Apr 25, 2013; New York, NY, USA; NFL commissioner Roger Goodell introduces E.J. Manuel as the number sixteen overall pick to the Buffalo Bills during the 2013 NFL Draft at Radio City Music Hall. Mandatory Credit: Jerry Lai-USA TODAY Sports

Let’s flash back to 2013. If you told the New York Jets that Geno Smith would be the best quarterback in that NFL Draft class, they would probably take it. Who could have predicted what a low bar that turned out to be?

Smith’s late-career breakthrough season in 2022 for the Seattle Seahawks saved that class from total embarrassment. His Pro Bowl berth marked the only one for the 11 quarterbacks picked ten years ago. It’s a persistent reminder of how flawed and wildly unscientific the evaluation process is at the most important position in sports.

To be fair, 2013 wasn’t expected to be a great class. Only one quarterback was a first-round pick. But even when you factor in low expectations, it’s still amazing.

How many of these guys do you remember?

  • EJ Manuel, Florida State, first round (16th overall) to the Buffalo Bills
  • Geno Smith, West Virginia, second round (39th) to the New York Jets
  • Mike Glennon, N.C. State, third round (73) to the Tampa Bay Buccaneers
  • Matt Barkley, USC, fourth round (98) to the Philadelphia Eagles
  • Ryan Nassib, Syracuse, fourth round (110) to the New York Giants
  • Tyler Wilson, Arkansas, fourth round (112) to the Oakland Raiders
  • Landry Jones, Oklahoma, fourth round (115) to the Pittsburgh Steelers
  • Brad Sorensen, Southern Utah, seventh round (221) to the San Diego Chargers
  • Zac Dysert, Miami of Ohio, seventh round (234) to the Denver Broncos
  • B. J. Daniels, South Florida, seventh round (237) to the San Francisco 49ers
  • Sean Renfree, Duke, seventh round (249) to the Atlanta Falcons

What a rogues’ gallery. Their combined record as starters is 39-73. The only one with a winning record is Jones (3-2!). Four never threw an NFL pass. Three never appeared in a game. Manuel retired at the age of 29. Only two are currently on NFL rosters. Barkley, who has been with the Bills for over two seasons, hasn’t played since 2020.

Glennon, a free agent, is always available. He’s the second-best quarterback from the 2013 class, which is quite the backhanded compliment. Glennon enjoyed a promising rookie season with the Buccaneers (19 touchdown passes to nine interceptions) and was named to the Pro Football Writer’s Association’s All-Rookie Team.

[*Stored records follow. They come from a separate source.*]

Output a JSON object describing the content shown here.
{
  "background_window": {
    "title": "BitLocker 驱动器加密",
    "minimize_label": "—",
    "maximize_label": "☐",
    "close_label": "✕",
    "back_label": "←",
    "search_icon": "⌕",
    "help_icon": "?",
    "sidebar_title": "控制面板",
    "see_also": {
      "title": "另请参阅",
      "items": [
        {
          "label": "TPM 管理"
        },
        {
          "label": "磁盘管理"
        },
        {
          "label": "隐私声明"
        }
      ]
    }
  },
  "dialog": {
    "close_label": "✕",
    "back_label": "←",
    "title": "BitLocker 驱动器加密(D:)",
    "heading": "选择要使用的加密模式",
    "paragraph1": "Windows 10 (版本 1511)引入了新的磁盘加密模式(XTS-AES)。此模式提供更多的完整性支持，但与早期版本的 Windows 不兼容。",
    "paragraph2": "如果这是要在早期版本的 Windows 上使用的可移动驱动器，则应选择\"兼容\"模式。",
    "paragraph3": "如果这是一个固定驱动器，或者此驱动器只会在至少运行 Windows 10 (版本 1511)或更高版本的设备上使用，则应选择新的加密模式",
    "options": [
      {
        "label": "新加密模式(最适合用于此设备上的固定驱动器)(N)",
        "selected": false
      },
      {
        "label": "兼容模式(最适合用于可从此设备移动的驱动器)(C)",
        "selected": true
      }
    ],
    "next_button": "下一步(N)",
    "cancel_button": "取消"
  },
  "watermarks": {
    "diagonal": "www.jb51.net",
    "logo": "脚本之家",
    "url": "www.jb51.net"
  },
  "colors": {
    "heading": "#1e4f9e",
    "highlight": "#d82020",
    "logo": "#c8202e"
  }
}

Since then, it has been all downhill (28 TDs, 26 INTs, 2-16 record). Yet astonishingly, he keeps getting jobs. Over the past six years, he’s been on six different teams. The most clear-cut sign that Glennon is done was a disastrous outing for the New York Giants in January 2022, when he went 4-for-11 for 24 yards with two interceptions in a 29-3 loss to the Chicago Bears.

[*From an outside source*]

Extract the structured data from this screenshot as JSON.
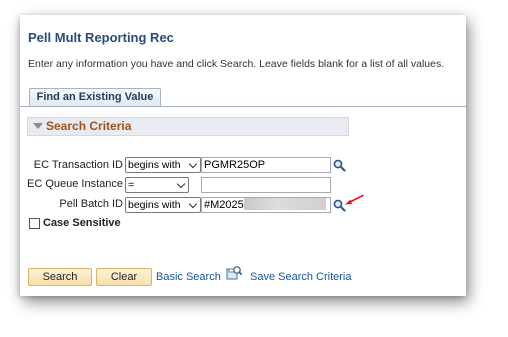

And yet, when the Miami Dolphins were ravished by injuries last season, they signed Glennon before their regular-season finale.

Was 2013 the worst quarterback class ever? No.

Most people would put 2007 at the top of the list. You’re not going to beat a draft that featured JaMarcus Russell (No. 1 overall) and Brady Quinn (No. 22 overall). Two big names from big schools who were big busts. They combined for a total of 45 NFL starts.

The draft is a gamble. Last year, some believed that the 2022 quarterback draft class might rival 2013. That’s why only one was taken in the first round. However, three rookies looked promising. The last two QBs picked in the draft started playoff games.

Kenny Pickett (first round, 20th overall) overcame struggles to finish strong for the Pittsburgh Steelers. Bailey Zappe (fourth round, 137) played so well for the New England Patriots that he’ll compete with Mac Jones for the starting job in 2023. Brock Purdy (seventh round, 262) was third in Offensive Rookie of the Year voting, and Mr. Irrelevant led the San Francisco 49ers to the NFC Championship Game. Add Skylar Thompson (seventh round, 247) to the mix if you want. He was forced into playoff action due to injuries to Tua Tagovailoa (concussion) and Teddy Bridgewater (broken finger).

Even if the Class of 2022 doesn’t produce a star, Smith is living proof that you should never give up on your dream. He was Comeback Player of the Year last season at the age of 32 and was rewarded with a lucrative contract.

It’s a heartwarming story from the otherwise forgettable Class of 2013.

About Michael Grant

Born in Jamaica. Grew up in New York City. Lives in Louisville, Ky. Sports writer. Not related to Ulysses S. Grant.